HOW TO COMPLETE THIS TASK ::
Determine how many of the lines below include "shapes", then respond with that number and no other text.

(Saved entries)
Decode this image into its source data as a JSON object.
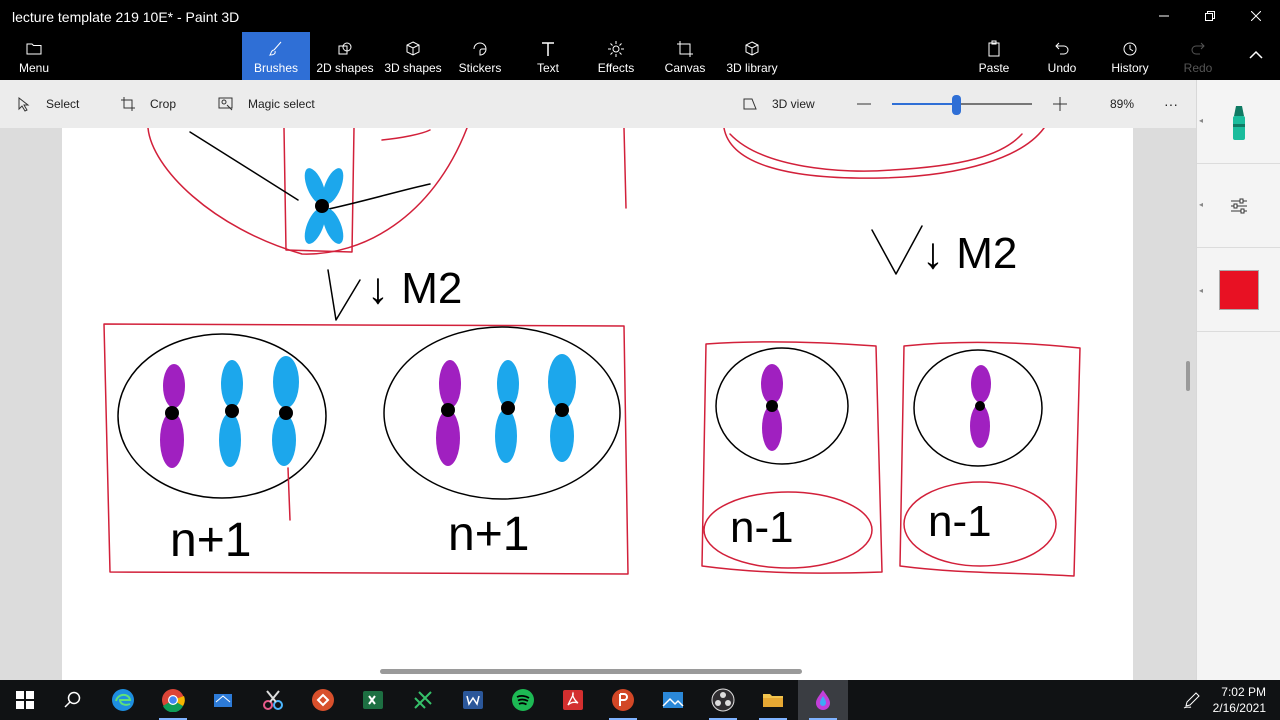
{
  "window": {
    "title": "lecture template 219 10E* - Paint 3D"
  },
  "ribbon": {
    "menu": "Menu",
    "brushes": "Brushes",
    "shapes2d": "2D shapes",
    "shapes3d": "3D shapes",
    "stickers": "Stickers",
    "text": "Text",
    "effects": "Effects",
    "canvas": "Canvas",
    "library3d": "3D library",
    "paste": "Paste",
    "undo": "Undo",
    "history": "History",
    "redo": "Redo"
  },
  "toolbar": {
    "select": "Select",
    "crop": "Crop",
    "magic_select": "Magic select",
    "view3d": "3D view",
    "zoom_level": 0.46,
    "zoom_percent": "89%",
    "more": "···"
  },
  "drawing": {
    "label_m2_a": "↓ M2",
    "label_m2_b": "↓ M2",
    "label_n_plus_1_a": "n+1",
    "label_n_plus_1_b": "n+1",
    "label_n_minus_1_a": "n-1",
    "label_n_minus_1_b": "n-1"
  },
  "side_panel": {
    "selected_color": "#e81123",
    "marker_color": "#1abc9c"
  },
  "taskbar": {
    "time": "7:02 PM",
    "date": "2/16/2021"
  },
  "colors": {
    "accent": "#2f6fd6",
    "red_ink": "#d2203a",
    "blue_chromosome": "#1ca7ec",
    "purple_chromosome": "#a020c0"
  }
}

TASK OUTPUT ::
2